--- Record excerpts Enclosed Below ---
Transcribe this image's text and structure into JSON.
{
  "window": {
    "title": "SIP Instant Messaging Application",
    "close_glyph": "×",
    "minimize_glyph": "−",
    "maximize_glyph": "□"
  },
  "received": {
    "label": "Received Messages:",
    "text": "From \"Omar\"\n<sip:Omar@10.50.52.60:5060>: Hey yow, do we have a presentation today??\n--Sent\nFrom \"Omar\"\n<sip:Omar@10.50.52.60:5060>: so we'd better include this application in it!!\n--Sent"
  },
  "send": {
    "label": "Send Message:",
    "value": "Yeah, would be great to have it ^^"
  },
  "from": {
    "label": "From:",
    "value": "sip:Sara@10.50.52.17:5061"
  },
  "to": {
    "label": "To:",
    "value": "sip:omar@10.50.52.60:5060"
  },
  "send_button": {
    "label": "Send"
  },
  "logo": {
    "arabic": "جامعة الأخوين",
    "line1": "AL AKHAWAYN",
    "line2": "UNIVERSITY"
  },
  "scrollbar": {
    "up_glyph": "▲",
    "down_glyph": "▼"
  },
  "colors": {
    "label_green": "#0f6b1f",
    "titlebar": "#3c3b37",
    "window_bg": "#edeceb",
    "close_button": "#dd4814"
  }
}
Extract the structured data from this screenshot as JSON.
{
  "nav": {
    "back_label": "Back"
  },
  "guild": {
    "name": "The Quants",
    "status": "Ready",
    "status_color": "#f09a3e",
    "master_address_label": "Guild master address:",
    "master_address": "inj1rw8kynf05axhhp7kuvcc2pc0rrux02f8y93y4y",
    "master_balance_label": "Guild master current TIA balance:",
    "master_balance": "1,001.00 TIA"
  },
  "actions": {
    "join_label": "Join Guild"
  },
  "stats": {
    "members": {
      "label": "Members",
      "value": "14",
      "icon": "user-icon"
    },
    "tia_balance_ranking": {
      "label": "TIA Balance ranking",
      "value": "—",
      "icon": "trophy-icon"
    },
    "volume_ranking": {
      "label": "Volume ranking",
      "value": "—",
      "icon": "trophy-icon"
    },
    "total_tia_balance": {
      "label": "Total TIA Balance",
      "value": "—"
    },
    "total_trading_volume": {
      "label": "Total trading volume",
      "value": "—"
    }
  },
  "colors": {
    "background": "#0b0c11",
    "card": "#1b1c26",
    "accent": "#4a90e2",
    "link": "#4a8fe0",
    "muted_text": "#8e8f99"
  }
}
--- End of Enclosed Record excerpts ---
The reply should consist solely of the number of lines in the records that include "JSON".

**Finished task:** 2